Can you simply cut a 4 patch in half to do this step?  Yep!  But you have to do one need to leave a seam allowance, so if you cut a 4 patch in half...only part of it will be useable and the rest will have to be tossed. Use the 1/4" marking on the long side of the easy angle, laying it through the center from corner to corner. See what I mean?  That short left over triangle really has no purpose, and since I keep a box of 2" squares by my machine for beginning and ending a line of chain piecing with, it was easy for me to just  piece the half patches with no waste. But it's up to you!

And just so I am covering all the bases:  Are you using regular rotary cutting measurements because you don't have an easy angle yet? You can cut  (8) 2 7/8" squares and cut them once from corner to corner to get the triangles you need.

And for those of you afraid to put the bias edge on the long side of the triangle...cut 2 squares 3 1/4". Cut them on the diagonal twice with an X. This will put the straight grain on the long outside edge of the triangle. It's up to you.  I don't tend to keep 3 3/4" squares on hand, so it would either mean cutting from new yardage, or trimming down pre-cut 3 1/2" squares that I *DO* keep on hand.

So there you have it! 182 4 patches, 8 half 4 patches, and a whole lot of  Quiltville philosphy on why I cut things the way I do! :c)  This should keep you busy for a while, so while you are working on it, I've got a quilt on the machine due to photography and needs to be to Colorado by tuesday morning!  Did I mention it has to be BOUND too? :cD
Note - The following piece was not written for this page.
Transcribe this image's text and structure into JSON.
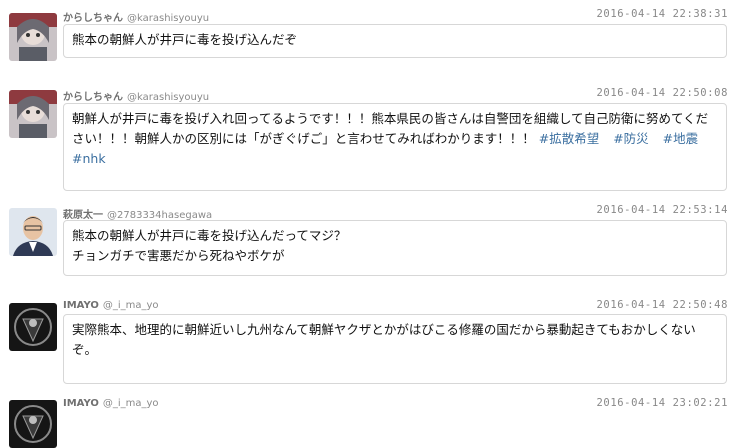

Happy 4 patching!

Click HERE to get to part  2!

Questions or Comments? I would love to hear from you!!
© Bonnie K Hunter & 1997-2011 All Rights Reserved. No part may be used, copied, sold, distributed or otherwise
              altered without express written permission from the author/webmaster.